"No, what will kill you are the instant death traps, which are used liberally and often cheaply to ensure as many deaths as possible."
No, what will kill you are the instant death traps, which are used liberally and often cheaply to ensure as many deaths as possible. Most are avoidable, but sometimes the game will task you will something inane, like hovering between two instant death traps placed on ceilings and floors of varying heights. Did you die? Do it again. Oh, you died three times. Play the entire level again. Don’t forget to listen to Sanda’s funny jokes about hacking!
You would think that a studio with the experience Comcept has would know better, but Mighty No 9. is drowning in amateur mistakes. One of the most glaring examples is on Mighty No. 8’s stage. Unlike most other stages, the stage actively involves hunting down No. 8, aka Countershade, which means you can travel anywhere on the stage at any time instead of just going from left to right. Pretty neat, right? The issue is that the stage is covered in instant death traps, and dying even once means you have to do the entire thing all over again. Yes, to get to the boss, you have to do the entire stage without dying. Enjoy hearing all that in-level dialogue over and over again!
The heartbreaking thing is that Mighty No. 9 is not devoid of good ideas or fun levels. It’s just a game that riddled with every problem a Kickstarter game can have. Stretch goals led to feature creep (How about that boss rush mode? Multiplayer? New levels and characters?) and the addition of multiple platforms, and you can tell all of these things pushed the developers to the brink and diluted the soul of what this game was supposed to be: a spiritual successor to Mega Man.
"I could go on about Mighty No. 9. There’s plenty more words to be written, almost none of them positive. What you need to know is that it is not a good video game."
I could go on about Mighty No. 9. There’s plenty more words to be written, almost none of them positive. What you need to know is that it is not a good video game. It is not the game Keiji Inafune sold to us with cool and colorful concept art. It is a bad video game. It’s is loaded down with lots of cool ideas that it never fully explores, and frankly it feels unfinished, unpolished, and unplaytested.
Inafune’s fallen on his sword and taken full responsibility for Mighty No. 9’s failings, and it was the right thing to do. Instead of trying to shoot for a multi-media franchise, maybe Inafune and crew should have focused on making a good game first, and proving that he was a legitimate design talent in the industry, and not just a good artist who produced some great games at Capcom. Right now, he looks like he doesn’t even know how to do that.
I will give credit to Mighty No. 9 for one thing. It made me want to play the old Mega Man games. And if Mega Man is on your mind, that’s what you should do, too. Don’t play this. Play Mega Man. Those are the games you really want, anyway. And maybe, just maybe, Capcom will give them to us someday.
This game was reviewed on the PlayStation 4.
Core gameplay loop is solid. Some of the characters are cool. A couple levels are unique and interesting. Boss fights are generally enjoyable.

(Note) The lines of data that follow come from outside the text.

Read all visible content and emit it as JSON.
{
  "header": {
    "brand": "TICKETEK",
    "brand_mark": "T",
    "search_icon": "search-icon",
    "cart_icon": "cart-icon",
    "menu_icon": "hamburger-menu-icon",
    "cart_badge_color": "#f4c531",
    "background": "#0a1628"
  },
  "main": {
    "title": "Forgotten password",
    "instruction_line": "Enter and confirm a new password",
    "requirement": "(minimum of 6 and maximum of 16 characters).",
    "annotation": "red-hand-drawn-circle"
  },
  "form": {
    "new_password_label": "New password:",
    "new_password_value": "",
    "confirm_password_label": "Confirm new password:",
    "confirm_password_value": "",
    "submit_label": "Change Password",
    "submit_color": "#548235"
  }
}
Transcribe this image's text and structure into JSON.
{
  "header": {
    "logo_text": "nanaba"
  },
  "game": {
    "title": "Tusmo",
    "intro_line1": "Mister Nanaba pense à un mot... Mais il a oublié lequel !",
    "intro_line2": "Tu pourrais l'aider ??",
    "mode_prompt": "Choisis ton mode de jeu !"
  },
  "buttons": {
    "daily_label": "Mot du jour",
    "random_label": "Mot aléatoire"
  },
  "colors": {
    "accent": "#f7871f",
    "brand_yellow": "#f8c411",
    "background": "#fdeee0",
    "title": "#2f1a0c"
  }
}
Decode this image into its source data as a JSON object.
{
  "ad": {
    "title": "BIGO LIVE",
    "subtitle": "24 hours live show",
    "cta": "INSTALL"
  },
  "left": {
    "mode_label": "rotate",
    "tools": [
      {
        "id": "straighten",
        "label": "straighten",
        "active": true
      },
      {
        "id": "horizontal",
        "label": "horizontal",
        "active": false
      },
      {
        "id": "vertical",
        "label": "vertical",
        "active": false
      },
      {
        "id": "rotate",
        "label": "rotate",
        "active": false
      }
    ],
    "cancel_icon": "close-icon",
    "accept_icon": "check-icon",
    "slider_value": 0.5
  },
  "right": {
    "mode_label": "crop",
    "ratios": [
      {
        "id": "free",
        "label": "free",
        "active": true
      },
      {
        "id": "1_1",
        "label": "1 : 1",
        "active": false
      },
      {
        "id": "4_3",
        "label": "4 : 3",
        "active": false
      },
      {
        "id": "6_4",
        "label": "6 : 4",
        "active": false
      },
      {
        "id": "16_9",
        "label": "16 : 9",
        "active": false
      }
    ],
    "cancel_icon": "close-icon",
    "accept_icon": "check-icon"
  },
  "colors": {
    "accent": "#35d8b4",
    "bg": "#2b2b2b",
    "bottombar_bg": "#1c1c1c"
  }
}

Poor voice acting and writing. Most of the characters are annoying. Poor visuals, both technically and stylistically. Bad level design that is overly reliant on instant death traps. No way to skip the constant in-level chatter.
Mighty No. 9 is not a good video game. It’s is loaded down with lots of cool ideas that it never fully explores, and frankly it feels unfinished, unpolished, and unplaytested. It has potential, but right now this game serves as a warning about the dangers of stretch goals and crowdfunding, and only the most die-hard Mega Man fans will find something worthwhile here. Everyone else is better off sticking with the Blue Bomber.